_What you need to do_: Each line of the data below that carries the word "JSON" needs to be copied.

_Records provided_:
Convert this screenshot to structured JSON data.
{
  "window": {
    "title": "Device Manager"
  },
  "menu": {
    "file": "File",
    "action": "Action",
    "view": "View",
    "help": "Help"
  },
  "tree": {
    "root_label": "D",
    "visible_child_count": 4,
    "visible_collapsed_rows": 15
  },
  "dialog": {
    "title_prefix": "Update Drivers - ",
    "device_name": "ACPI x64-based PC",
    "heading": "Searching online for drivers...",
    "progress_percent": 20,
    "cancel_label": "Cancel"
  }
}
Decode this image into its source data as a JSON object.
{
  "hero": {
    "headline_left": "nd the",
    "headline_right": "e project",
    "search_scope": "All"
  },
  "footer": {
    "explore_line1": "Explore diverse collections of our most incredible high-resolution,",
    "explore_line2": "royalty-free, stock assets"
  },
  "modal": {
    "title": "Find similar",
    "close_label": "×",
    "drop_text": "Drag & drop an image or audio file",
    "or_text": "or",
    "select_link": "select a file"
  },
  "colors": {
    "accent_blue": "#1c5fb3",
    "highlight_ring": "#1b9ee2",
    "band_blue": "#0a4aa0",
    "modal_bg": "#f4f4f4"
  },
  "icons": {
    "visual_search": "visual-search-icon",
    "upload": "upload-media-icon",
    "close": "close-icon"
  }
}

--

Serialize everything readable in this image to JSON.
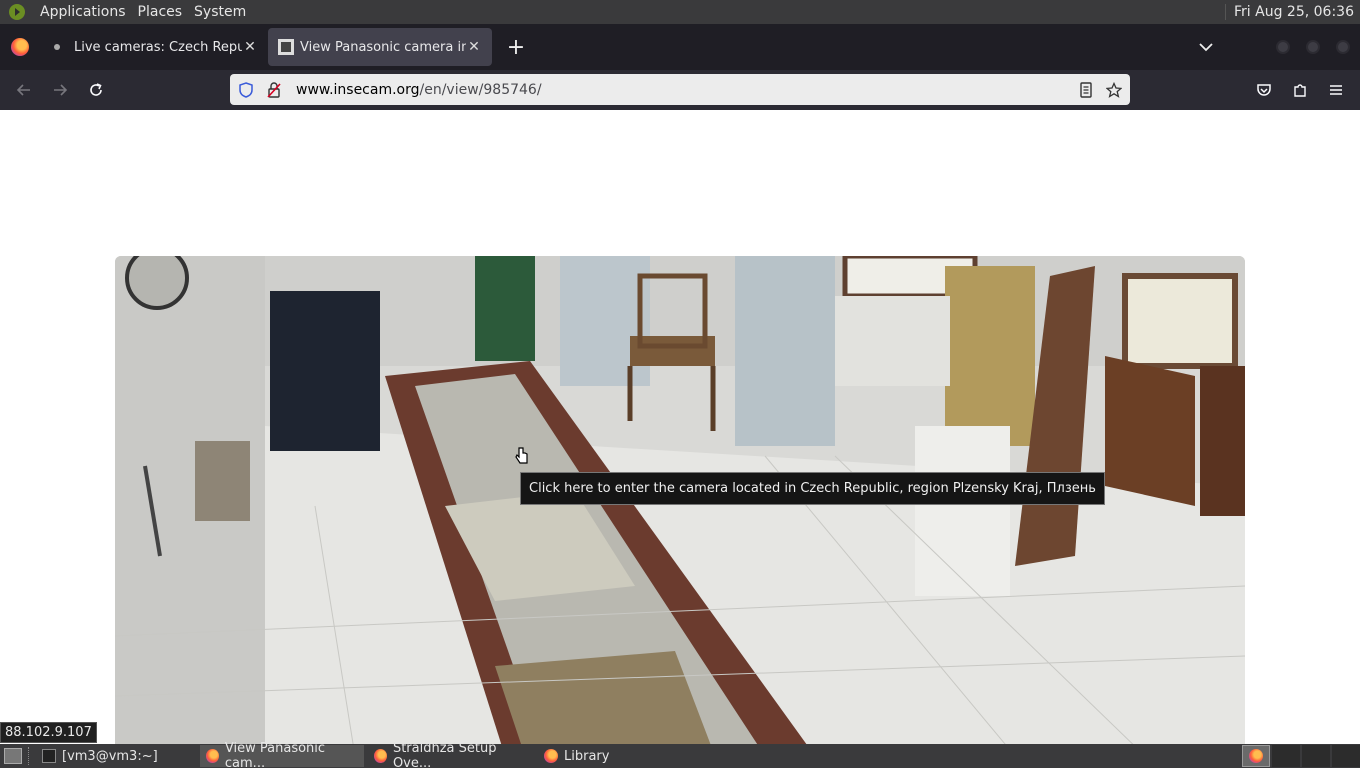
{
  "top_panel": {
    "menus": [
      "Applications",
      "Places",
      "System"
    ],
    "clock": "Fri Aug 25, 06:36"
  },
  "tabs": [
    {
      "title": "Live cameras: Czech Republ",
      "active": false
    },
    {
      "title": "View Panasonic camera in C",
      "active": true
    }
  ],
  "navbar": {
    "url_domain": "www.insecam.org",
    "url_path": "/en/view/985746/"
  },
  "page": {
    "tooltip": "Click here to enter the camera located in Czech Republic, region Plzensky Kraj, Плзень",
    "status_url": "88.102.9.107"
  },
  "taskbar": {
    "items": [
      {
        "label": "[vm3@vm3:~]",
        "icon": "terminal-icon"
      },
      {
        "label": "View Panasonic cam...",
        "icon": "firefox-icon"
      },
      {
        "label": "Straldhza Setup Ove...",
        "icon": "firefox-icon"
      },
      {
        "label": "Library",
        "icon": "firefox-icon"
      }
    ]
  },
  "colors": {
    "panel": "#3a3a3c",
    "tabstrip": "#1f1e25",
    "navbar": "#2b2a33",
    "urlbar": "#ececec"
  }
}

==

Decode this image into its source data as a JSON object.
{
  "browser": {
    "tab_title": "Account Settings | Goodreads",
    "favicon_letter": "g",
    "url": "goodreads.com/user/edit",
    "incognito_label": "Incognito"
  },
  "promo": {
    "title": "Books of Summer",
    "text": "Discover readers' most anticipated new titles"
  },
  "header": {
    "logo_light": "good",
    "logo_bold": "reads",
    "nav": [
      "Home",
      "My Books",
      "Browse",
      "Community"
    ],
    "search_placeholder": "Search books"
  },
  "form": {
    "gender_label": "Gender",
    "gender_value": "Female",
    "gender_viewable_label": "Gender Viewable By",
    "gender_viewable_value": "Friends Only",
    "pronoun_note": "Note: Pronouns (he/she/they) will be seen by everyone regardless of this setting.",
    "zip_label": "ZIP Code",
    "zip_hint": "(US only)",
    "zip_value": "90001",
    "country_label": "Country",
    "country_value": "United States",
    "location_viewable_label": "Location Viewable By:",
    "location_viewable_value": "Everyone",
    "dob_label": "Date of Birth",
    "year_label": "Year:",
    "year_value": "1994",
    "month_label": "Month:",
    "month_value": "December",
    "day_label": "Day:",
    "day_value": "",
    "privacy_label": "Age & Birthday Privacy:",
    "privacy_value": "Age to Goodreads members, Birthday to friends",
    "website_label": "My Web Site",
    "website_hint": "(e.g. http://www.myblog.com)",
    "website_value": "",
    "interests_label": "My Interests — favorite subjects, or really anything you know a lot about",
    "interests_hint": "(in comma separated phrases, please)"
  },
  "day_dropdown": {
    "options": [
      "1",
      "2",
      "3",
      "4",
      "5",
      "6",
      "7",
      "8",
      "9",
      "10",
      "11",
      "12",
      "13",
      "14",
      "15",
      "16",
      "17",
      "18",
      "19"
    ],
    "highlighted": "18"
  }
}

_Output for this task_:
Convert this screenshot to structured JSON data.
Decode this image into its source data as a JSON object.
Serialize everything readable in this image to JSON.
Decode this image into its source data as a JSON object.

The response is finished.